Machine Intelligence Summit and AI in Healthcare Summit - Day 1 Highlights from Hong Kong


RE•WORK's fifth global Machine Intelligence Summit kicked off today in Hong Kong, hosted alongside the AI in Healthcare Summit, which saw a mix of researchers, industry experts and startups explore the latest machine learning, AI tools and techniques. With two tracks, a full day of presentations, workshops, networking and a VC session, there was plenty to capture everyone's attention. Leading minds from NASA, eBay, and HSBC lead the way on topics such as deep learning for eCommerce and using GANs in algorithmic trading. The morning began with attendees grabbing breakfast and sitting down to listen to the Deputy Government CIO at The Government of the HKSAR speak on how they are using big data and AI to develop Hong Kong as a smart city. Their main goal is to use AI to make more informed decisions which will improve both the quality of public services and the quality of life of Hong Kong's citizens.

Chinese District Food and Drug Administration to Use Blockchain for Quality Assurance


The Food and Drug Administration of the Chinese Chongqing Yuzhong District is going to apply blockchain technology to its operations, the official newspaper of the Chinese Communist Party, The People's Daily, reports on Jan. 31. Blockchain will purportedly be applied by the agency to strengthen the supervision of food and drug quality assurance with better traceability of the product life cycle and anti-counterfeiting measures. Deng Ke, the CEO of PrimeNumber Chain Technology Chengdu Co., Ltd -- the company that developed the blockchain which will be used by the system -- said that the system will not only help improve the government's regulatory measures, but will also improve the efficiency of the supervision. The blockchain traceability system will also provide centralized management of traceability information for enterprises and permit queries for information about products. As Cointelegraph recently reported, the Cyberspace Administration of China has introduced new regulations for blockchain firms that are operating in the country.

The rise of Silicon China


China has a chance to lead in AI because it has managed to adopt new technologies very quickly In the future, if not already, the Silicon Valleys of artificial intelligence (AI) will be in China. Alibaba, China's e-commerce giant, is based in Hangzhou. And Tencent, a multinational conglomerate that is investing heavily in AI, is in Shenzhen. Tencent already has a market capitalisation higher than General Electric, and Baidu is larger than General Motors. China has a chance to lead in AI because it has managed to adopt new technologies very quickly.

The Biggest IPOs To Look Out For In China, Hong Kong This Year

Forbes - Tech

Jack Ma, chairman of Alibaba Group Holding, rings a bell during the IPO ceremony on the floor of the New York Stock Exchange in February 2014. Investors are preparing for one of the hottest IPOs in years--Snap's $25 billion listing in New York.
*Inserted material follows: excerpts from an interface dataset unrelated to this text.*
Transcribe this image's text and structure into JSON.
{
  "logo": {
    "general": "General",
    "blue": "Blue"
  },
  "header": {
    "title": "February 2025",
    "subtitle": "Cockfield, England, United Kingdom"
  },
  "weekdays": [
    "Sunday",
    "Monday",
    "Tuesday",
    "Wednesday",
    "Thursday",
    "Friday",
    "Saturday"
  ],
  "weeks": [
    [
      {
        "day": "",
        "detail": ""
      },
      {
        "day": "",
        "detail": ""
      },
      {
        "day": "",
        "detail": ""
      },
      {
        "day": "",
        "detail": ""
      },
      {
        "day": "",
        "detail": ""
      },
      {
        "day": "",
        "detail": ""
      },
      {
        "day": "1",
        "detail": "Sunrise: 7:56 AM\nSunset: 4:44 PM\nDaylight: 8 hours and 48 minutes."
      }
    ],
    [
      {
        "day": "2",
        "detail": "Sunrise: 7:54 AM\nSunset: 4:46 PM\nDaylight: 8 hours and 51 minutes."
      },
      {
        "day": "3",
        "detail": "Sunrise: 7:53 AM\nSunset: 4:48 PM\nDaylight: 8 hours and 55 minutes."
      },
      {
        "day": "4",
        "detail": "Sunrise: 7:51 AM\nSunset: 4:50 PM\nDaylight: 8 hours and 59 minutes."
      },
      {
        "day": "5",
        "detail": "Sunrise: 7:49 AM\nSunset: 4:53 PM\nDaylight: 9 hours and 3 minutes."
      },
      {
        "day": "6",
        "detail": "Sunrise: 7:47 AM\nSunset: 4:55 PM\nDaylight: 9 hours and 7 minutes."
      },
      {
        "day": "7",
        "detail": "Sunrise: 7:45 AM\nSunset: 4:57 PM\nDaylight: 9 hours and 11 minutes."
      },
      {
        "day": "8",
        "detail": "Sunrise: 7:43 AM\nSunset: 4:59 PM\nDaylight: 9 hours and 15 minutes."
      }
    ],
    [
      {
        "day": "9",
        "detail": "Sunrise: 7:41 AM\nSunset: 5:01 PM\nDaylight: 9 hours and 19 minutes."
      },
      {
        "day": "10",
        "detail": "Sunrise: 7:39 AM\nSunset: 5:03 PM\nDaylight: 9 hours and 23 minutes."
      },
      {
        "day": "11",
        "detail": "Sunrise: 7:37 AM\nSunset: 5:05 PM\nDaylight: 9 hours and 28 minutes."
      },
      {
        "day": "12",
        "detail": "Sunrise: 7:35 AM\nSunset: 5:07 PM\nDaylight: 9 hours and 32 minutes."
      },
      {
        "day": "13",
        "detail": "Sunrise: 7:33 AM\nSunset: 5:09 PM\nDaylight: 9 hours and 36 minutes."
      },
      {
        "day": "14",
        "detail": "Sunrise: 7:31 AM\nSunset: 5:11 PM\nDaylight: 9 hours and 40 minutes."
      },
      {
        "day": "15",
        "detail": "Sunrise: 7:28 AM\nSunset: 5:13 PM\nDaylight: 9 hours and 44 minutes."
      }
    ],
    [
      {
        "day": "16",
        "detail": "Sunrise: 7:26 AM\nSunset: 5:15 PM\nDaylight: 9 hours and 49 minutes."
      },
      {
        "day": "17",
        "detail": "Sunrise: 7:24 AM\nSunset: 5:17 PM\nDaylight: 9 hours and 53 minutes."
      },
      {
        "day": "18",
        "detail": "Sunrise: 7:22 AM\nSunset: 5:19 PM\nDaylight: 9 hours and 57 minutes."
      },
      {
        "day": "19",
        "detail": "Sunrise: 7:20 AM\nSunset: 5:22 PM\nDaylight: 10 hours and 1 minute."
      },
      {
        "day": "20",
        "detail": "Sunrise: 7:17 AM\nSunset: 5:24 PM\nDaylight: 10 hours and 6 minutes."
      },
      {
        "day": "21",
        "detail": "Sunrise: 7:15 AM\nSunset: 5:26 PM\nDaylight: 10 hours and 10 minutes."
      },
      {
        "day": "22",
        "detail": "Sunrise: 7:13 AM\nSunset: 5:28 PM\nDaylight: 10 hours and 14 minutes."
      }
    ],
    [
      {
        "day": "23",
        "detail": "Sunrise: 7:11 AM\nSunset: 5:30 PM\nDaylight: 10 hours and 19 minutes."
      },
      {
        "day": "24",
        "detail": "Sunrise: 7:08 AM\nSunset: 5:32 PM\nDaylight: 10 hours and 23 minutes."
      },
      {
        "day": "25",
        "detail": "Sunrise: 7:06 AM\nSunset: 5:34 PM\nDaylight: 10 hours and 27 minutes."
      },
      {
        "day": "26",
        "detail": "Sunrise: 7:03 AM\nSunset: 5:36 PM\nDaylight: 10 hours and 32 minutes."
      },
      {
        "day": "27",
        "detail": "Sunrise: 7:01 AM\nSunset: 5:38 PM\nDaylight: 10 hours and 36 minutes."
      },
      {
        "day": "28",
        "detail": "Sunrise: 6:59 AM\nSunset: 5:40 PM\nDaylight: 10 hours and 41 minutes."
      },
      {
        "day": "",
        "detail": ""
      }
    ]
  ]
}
They should also keep on eye on some big debuts in Hong Kong and mainland China, the world's top two IPO markets last year. Here are the three largest listings expected in 2017. An employee scans a QR code displayed on the Ant Financial Services Group's Alipay app, an affiliate of Alibaba Group Holding Ltd. (Photo credit: Anthony Kwan/Bloomberg) Ant Financial is the payments arm of Alibaba, the Chinese e-commerce giant that currently holds the title of the world's largest IPO.

China's AI Industry Has Given Birth To 14 Unicorns: Is It A Bubble Waiting To Burst?


A staff member displays a DJI Phantom 3 4K drone during CES (Consumer Electronics Show) in Las Vegas, Nevada. It may come as a surprising fact that there are now 14 Chinese AI companies valued at $1 billion or more. These unicorns are worth a combined $40.5 billion, according to a report China Money Network recently released during the World Economic Forum's Summer Davos gathering in Beijing. Just to put these numbers in perspective. Google bought DeepMind for over $500 million in 2014. Chinese voice recognition giant iFlytek Co. has a market capitalization of 63 billion yuan ($9.2 billion). Chinese AI startups raised $27.7 billion via 369 VC deals in 2017, according to a recent report from Tsinghua University. So naturally, it raises questions on if there is a bubble waiting to pop in the Chinese AI space. How could these companies, with an average age of less than five years, be worth so much money?